Photo courtesy of Connecticut State Police

Three years of the most serious criminal investigations in Connecticut show that forensic analysis of biological evidence, including DNA, has skyrocketed.

However, the audit of homicide, rape, robbery, burglary and assault cases showed physical evidence did not impact conviction rates, while it still may assist with making homicide arrests, concludes the U.S. Department of Justice report written by a University of New Haven criminal justice scholar.

“This study tracked the submission, analysis and dissemination of forensic evidence of a significant number of cases in the State of Connecticut,” they write. “This study shows homicide is the only crime in which evidence has a significant relationship with arrest… Physical evidence does not impact conviction outcomes. The only exception is assault, which this study found to be positively influenced by forensic evidence.”

The paper assessed crimes in Connecticut from 2006 to 2009.

That included cases submitted to the state crime lab for assault (1,201), burglary (3,442), robbery (1,075), rape (1,829), and homicides (438).

The path the evidence took, from collection to submission to analysis to presentation in court, was compared to a similar 2010 study of national forensic evidence handling for the year 2003.

The biological submissions dramatically increased from the previously studied 2003 rates to the three-period in Connecticut just a few years later. That spike was shown across the board, for homicide (from 38.3 percent to 89.7 percent of cases), assault (from 4 to 30.8 percent), rape (53.5 percent to 94.2 percent), robbery (1 to 47.3 percent), and burglary (1 percent to 32.3 percent).

Collection of other kinds of evidence generally increased, as well – but with a notable exception of firearms and weapons in homicides.

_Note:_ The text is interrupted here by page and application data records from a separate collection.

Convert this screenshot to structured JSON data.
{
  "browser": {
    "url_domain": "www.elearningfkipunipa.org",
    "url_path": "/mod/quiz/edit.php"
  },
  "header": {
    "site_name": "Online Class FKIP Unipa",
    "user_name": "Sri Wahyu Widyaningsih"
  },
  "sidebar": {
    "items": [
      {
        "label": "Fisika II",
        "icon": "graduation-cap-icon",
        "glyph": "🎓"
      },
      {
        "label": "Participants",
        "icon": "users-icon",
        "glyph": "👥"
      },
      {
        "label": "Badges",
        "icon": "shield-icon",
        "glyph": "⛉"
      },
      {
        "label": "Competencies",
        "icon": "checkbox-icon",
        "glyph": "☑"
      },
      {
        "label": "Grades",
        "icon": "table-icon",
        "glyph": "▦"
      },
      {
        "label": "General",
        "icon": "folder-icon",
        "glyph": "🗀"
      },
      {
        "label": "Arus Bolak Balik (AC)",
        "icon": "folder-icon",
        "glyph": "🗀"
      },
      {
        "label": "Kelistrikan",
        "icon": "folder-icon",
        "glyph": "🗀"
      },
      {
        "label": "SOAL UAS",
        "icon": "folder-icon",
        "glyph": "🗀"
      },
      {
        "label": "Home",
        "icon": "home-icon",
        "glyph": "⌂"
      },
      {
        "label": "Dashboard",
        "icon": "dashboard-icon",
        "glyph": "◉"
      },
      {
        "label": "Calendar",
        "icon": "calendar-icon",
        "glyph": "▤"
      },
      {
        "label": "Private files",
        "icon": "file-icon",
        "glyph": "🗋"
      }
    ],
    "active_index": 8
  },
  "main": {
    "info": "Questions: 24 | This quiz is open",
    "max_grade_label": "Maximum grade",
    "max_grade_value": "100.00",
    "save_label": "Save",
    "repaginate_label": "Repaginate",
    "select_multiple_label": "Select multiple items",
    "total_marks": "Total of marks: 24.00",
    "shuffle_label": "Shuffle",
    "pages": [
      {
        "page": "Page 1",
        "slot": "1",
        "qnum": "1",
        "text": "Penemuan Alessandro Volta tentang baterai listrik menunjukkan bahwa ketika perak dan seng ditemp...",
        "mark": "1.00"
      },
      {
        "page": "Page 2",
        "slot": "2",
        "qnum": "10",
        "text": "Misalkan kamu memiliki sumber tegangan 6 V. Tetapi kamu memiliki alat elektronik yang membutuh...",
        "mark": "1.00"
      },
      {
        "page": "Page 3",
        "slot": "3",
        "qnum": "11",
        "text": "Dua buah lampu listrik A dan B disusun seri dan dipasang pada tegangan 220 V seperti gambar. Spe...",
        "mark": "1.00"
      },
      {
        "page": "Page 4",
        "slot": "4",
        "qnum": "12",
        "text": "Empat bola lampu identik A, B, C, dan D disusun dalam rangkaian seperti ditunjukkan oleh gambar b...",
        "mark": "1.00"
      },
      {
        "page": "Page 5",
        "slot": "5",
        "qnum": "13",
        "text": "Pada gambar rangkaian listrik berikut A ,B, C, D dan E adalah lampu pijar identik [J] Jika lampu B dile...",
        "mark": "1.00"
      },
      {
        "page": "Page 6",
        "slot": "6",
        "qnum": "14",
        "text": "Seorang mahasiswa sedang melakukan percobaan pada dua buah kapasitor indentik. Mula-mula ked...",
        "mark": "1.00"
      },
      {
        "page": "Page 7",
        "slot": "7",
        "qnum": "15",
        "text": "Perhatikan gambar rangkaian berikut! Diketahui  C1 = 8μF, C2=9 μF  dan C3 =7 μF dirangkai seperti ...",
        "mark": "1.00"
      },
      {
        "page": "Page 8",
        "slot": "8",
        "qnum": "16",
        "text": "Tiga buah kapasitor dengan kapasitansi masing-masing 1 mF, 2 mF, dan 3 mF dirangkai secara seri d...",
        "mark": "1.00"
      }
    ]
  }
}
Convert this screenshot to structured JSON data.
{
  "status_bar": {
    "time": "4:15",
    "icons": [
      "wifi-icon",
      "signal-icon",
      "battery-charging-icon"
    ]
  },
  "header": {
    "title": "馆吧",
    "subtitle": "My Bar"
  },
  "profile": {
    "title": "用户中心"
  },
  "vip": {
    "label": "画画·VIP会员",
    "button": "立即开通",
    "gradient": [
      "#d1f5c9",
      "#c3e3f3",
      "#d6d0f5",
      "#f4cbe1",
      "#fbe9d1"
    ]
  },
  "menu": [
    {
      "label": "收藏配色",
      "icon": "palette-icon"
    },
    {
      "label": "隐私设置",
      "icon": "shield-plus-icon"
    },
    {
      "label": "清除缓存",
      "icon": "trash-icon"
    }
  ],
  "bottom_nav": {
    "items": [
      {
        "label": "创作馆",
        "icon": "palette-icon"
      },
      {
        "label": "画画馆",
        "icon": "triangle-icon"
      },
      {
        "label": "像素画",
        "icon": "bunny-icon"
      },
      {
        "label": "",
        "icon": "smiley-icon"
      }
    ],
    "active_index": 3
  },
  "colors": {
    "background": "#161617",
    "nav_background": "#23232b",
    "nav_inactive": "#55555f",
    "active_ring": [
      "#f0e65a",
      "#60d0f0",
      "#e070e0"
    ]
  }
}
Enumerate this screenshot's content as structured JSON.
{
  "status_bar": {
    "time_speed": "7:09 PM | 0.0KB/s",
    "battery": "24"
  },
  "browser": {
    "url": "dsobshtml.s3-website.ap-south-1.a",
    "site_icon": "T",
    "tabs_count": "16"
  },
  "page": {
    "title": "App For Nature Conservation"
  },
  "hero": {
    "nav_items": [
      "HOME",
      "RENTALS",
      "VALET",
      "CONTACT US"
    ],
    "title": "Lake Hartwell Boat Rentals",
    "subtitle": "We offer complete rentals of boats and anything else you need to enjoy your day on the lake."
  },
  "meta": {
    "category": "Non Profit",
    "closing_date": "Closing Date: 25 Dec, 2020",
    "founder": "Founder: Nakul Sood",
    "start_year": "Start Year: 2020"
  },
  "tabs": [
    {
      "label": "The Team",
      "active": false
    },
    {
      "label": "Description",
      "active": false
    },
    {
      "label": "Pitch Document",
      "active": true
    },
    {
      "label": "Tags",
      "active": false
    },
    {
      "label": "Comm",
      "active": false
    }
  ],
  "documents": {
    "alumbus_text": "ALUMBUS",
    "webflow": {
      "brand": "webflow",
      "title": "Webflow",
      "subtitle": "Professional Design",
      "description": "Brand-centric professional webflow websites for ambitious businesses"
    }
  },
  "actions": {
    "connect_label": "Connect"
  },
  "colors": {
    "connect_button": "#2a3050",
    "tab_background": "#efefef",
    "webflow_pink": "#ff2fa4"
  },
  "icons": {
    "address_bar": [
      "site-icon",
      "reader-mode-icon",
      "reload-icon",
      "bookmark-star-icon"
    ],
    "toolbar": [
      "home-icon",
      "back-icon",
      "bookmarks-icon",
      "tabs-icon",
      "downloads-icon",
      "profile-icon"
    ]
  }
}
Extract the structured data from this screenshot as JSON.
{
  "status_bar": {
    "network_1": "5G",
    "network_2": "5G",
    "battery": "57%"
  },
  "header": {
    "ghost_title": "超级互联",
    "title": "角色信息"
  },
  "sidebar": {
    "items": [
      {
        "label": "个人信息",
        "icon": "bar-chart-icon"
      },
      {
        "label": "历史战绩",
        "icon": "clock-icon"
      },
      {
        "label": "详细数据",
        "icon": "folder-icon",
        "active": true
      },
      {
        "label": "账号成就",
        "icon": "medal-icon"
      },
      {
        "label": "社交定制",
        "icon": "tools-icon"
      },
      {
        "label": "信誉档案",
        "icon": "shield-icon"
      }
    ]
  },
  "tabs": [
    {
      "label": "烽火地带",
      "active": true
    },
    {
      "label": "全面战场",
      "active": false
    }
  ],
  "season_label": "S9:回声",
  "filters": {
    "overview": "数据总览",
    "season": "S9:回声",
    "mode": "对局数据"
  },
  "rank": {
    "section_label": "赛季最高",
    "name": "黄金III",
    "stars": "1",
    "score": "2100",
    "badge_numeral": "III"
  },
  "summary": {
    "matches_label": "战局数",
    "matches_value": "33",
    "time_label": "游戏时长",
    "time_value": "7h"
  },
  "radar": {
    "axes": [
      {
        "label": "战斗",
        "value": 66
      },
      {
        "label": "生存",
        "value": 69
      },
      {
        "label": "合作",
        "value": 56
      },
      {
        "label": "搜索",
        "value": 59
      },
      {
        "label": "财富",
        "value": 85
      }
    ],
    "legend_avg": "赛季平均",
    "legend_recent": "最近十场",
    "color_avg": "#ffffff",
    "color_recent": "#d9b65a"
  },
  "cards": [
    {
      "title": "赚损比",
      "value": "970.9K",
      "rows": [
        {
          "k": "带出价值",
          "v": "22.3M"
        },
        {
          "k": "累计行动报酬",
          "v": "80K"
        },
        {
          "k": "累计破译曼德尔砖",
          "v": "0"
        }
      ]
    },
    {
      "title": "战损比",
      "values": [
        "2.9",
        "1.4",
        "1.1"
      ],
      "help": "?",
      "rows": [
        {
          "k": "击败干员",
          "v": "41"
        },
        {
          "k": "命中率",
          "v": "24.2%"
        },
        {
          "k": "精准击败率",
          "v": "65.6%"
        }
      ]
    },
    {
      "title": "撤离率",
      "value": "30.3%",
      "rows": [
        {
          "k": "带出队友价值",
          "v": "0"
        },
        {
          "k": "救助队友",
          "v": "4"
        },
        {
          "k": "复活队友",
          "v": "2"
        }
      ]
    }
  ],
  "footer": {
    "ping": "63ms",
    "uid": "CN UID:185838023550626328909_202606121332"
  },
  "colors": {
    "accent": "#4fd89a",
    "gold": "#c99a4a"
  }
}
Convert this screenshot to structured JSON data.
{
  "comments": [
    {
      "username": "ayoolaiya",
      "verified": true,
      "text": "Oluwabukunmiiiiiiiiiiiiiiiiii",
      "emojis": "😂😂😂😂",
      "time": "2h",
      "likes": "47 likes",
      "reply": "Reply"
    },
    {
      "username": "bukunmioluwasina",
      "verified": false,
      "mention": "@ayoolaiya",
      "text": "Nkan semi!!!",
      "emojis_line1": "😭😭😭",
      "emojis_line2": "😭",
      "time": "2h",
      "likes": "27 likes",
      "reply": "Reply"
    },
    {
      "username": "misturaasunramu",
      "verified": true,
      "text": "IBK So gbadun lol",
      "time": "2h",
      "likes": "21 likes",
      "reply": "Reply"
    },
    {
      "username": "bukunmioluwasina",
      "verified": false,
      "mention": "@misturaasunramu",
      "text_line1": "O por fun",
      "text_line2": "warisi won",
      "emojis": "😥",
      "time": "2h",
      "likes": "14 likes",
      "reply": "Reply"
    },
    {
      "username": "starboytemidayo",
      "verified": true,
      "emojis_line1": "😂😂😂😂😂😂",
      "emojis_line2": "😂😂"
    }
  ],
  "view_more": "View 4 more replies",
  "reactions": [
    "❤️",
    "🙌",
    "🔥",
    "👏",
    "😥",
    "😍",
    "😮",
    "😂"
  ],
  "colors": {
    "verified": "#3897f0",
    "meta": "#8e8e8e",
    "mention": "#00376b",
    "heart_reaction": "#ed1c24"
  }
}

The forensic evidence that was collected had a much higher submission and examination rate than in the 2010 study, as well. The examination rates for assault, robbery, rape and burglary all increased to well over 80 percent, where they had previously mostly been in the single-digit percentages.

But the outcomes were mostly dependent on the circumstances of detection. The physical evidence was important, but did not seem to influence crime solving as much as identifications, interrogations, confessions, and witnesses did among the thousands of cases.

“It seems investigative factors and victim/offender relationships tend to influence case outcomes more than physical evidence,” the authors add.

Other takeaways include:

  • Assaults – weapons and firearms evidence were submitted in 70 percent of cases, while 30 percent of cases included biological evidence.
  • Burglaries – nearly 70 percent of cases included fingerprint submissions, and 32 percent included biological submissions. These cases had the lowest conviction rate, at 11.9 percent.
  • Robberies – cases incorporated a mix of biological (47 percent), fingerprint (44 percent), and weapons (23 percent). Approximately 32 percent of these cases ended in a conviction.
  • Rapes – almost all the cases included biological submissions, with another 5 percent including trace evidence from the scene. These cases produced a 17 percent conviction rate.
  • Homicides – almost all cases had evidence submitted for examination, and examination took place in 85 percent of them. Almost all the evidence submissions included biological, but there were also weapons evidence and fingerprints. About 35 percent of the homicides had evidence that directly linked the suspect to the crime. Off the cases with information available, some 44.5 percent ended in a conviction – and that is where the forensic evidence made the biggest impact, according to the report.

Shortly after the period of the study, Connecticut was declared the biggest DNA-sample backlog in the nation. The load became so great that in 2012, state officials asked law enforcement to limit the number of submissions to the crime lab, according to the report. That backlog was apparently mostly cleared by the end of 2015, according to local media.

Surveys were also taken of the state’s detectives. Those investigators rated DNA the most important in virtually every kind of crime investigation, which did not match the data collected.

“Investigators do not have accurate view on what evidence helps the most for different crime types,” the authors conclude.